Exercise details: Exactly as written, output each of the lines below, with no images.

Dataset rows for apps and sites
----

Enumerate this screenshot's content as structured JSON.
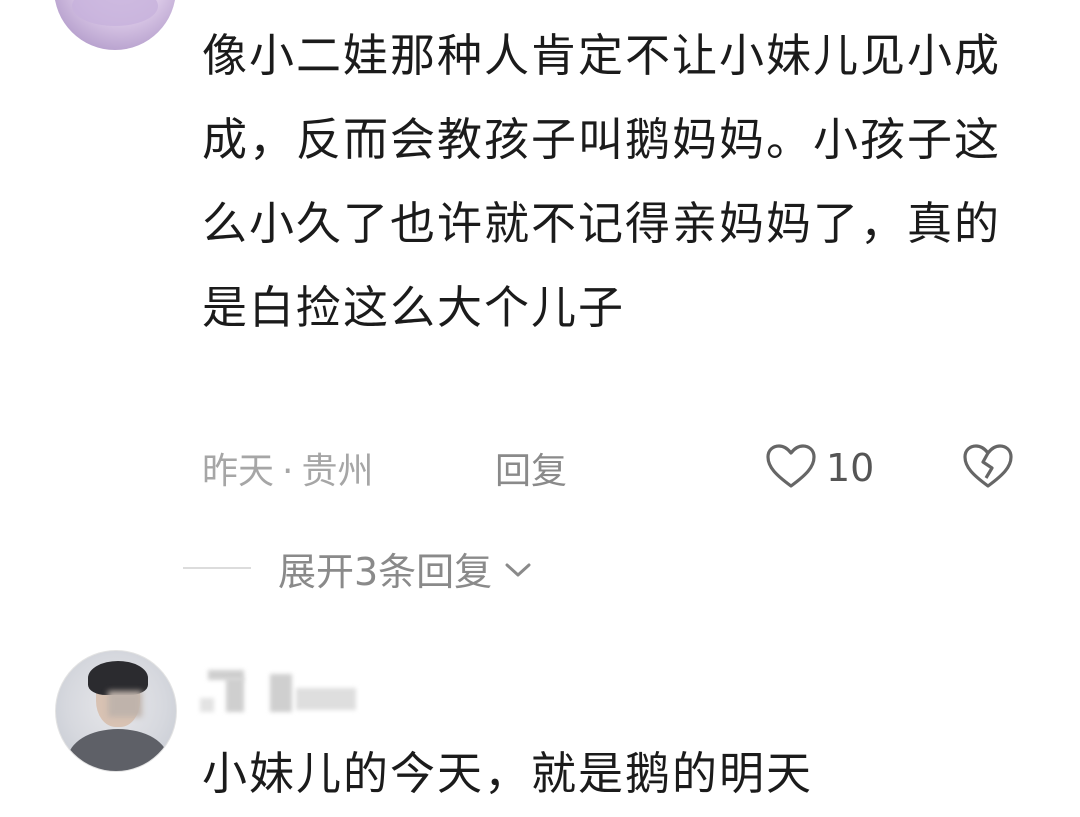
{
  "comment1": {
    "text": "像小二娃那种人肯定不让小妹儿见小成成，反而会教孩子叫鹅妈妈。小孩子这么小久了也许就不记得亲妈妈了，真的是白捡这么大个儿子",
    "time": "昨天",
    "separator": "·",
    "location": "贵州",
    "reply_label": "回复",
    "like_count": "10",
    "like_icon": "heart-outline",
    "dislike_icon": "broken-heart-outline"
  },
  "expand": {
    "label": "展开3条回复",
    "icon": "chevron-down"
  },
  "comment2": {
    "text": "小妹儿的今天，就是鹅的明天"
  },
  "colors": {
    "text": "#1b1b1b",
    "meta": "#a6a6a6",
    "reply": "#8a8a8a",
    "divider": "#dcdcdc"
  }
}
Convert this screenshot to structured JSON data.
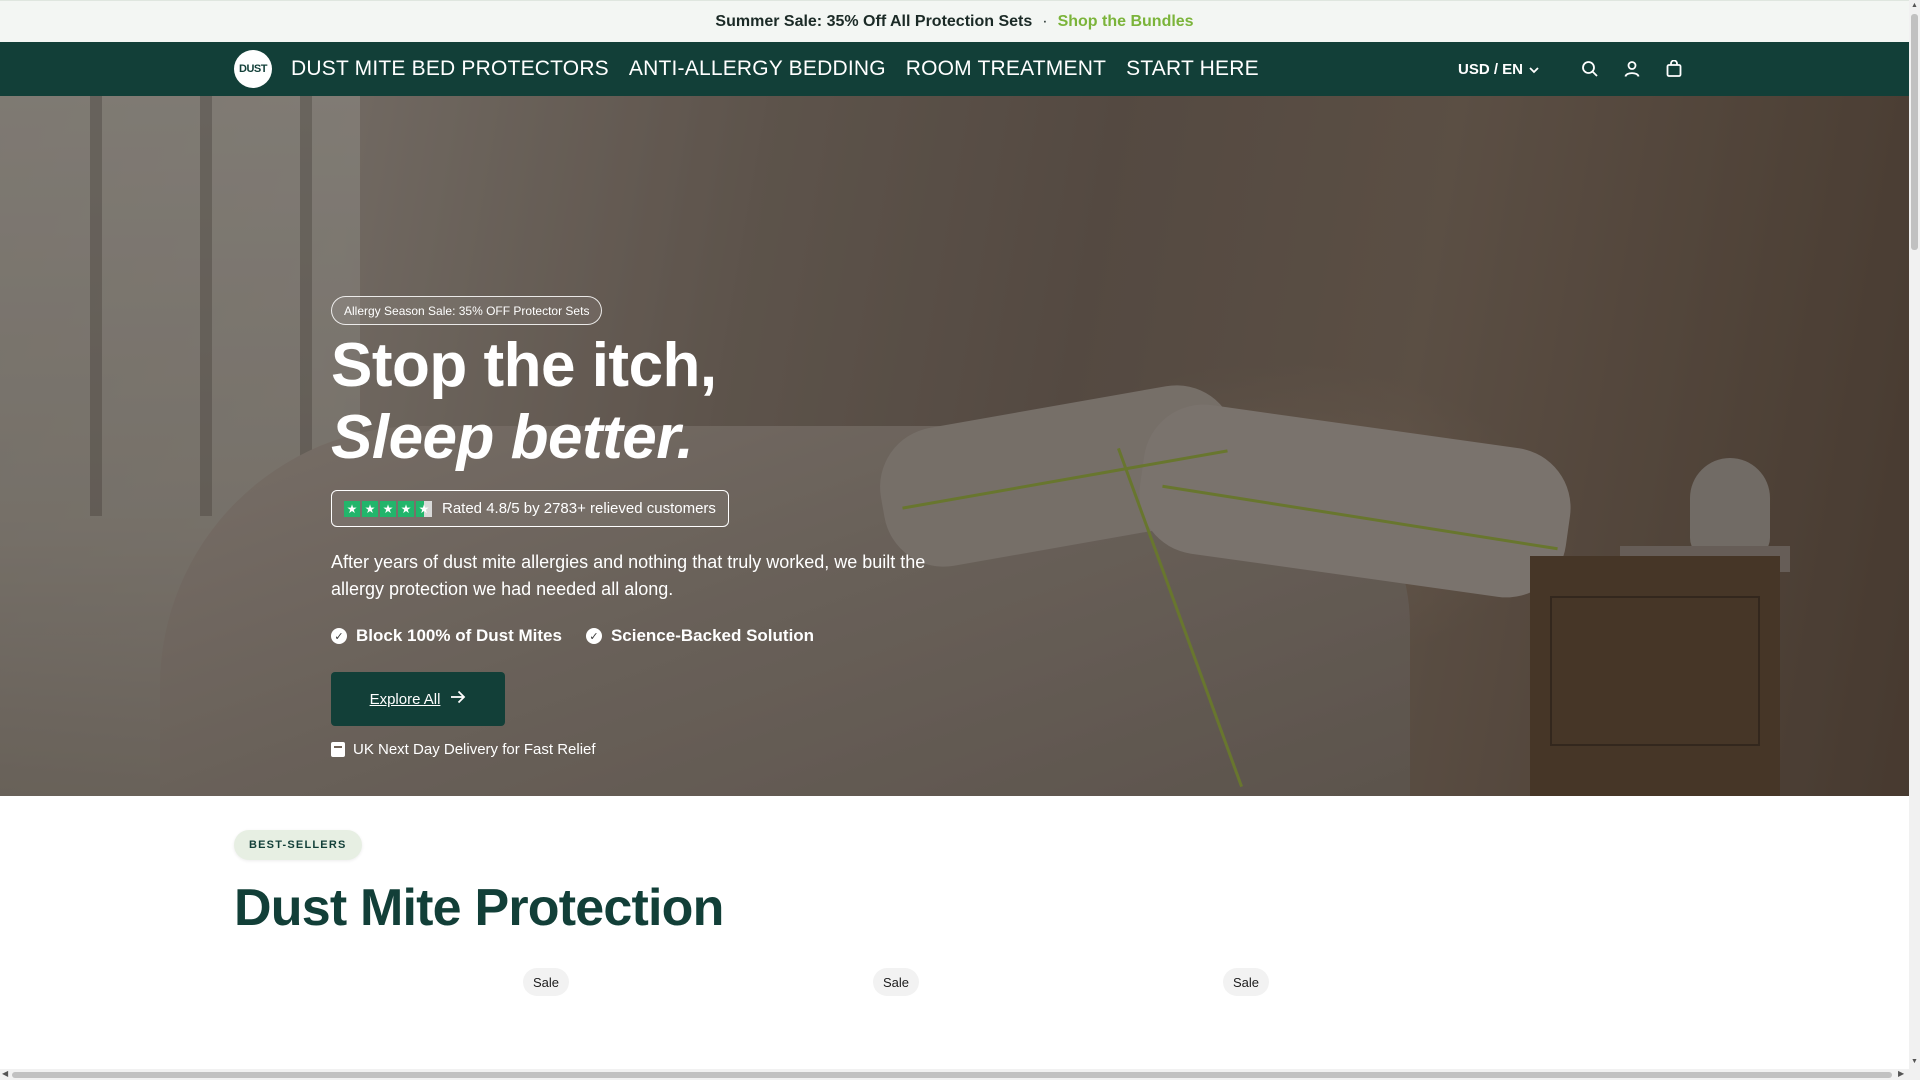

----

The completed task:
Enumerate this screenshot's content as structured JSON.
{
  "comment1": {
    "text": "像小二娃那种人肯定不让小妹儿见小成成，反而会教孩子叫鹅妈妈。小孩子这么小久了也许就不记得亲妈妈了，真的是白捡这么大个儿子",
    "time": "昨天",
    "separator": "·",
    "location": "贵州",
    "reply_label": "回复",
    "like_count": "10",
    "like_icon": "heart-outline",
    "dislike_icon": "broken-heart-outline"
  },
  "expand": {
    "label": "展开3条回复",
    "icon": "chevron-down"
  },
  "comment2": {
    "text": "小妹儿的今天，就是鹅的明天"
  },
  "colors": {
    "text": "#1b1b1b",
    "meta": "#a6a6a6",
    "reply": "#8a8a8a",
    "divider": "#dcdcdc"
  }
}
Convert this screenshot to structured JSON data.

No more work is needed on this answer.